→ Work required: Search the records below for the word "entries". Pull out each line that has it.

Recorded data
**********

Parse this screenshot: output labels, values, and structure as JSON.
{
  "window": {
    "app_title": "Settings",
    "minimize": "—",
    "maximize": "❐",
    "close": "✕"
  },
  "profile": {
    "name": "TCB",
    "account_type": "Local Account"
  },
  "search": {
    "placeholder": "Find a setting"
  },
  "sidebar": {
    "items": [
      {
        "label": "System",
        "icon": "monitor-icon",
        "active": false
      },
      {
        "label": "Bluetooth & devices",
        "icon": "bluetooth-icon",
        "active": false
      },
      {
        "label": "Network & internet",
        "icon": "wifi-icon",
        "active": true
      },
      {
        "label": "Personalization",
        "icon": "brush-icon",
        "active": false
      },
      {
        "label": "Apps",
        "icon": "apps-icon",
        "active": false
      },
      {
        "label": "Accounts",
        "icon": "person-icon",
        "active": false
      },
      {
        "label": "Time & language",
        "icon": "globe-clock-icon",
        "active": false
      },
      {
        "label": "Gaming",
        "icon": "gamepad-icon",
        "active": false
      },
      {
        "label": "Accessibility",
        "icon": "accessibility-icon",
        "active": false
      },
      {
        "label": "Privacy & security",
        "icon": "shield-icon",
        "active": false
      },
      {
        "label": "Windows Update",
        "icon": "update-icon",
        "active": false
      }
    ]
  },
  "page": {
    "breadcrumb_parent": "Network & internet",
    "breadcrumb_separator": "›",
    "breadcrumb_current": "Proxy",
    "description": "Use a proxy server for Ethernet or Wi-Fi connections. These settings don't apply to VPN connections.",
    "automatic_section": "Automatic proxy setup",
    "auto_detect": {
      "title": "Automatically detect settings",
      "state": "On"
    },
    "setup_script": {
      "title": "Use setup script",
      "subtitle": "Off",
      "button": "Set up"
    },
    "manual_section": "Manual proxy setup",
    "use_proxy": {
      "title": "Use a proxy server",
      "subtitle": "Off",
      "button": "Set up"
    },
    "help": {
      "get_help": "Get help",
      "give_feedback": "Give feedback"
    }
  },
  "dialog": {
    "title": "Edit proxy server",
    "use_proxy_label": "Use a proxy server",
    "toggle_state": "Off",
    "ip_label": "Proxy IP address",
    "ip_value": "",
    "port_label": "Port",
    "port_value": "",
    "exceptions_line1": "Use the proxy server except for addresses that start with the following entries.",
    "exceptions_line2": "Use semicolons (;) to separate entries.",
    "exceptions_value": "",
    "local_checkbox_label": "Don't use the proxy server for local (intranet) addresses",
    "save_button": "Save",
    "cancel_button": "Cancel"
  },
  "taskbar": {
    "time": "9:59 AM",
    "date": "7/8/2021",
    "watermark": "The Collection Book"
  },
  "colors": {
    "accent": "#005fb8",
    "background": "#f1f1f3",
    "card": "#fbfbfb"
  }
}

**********

→ Answer space:
    "exceptions_line1": "Use the proxy server except for addresses that start with the following entries.",
    "exceptions_line2": "Use semicolons (;) to separate entries.",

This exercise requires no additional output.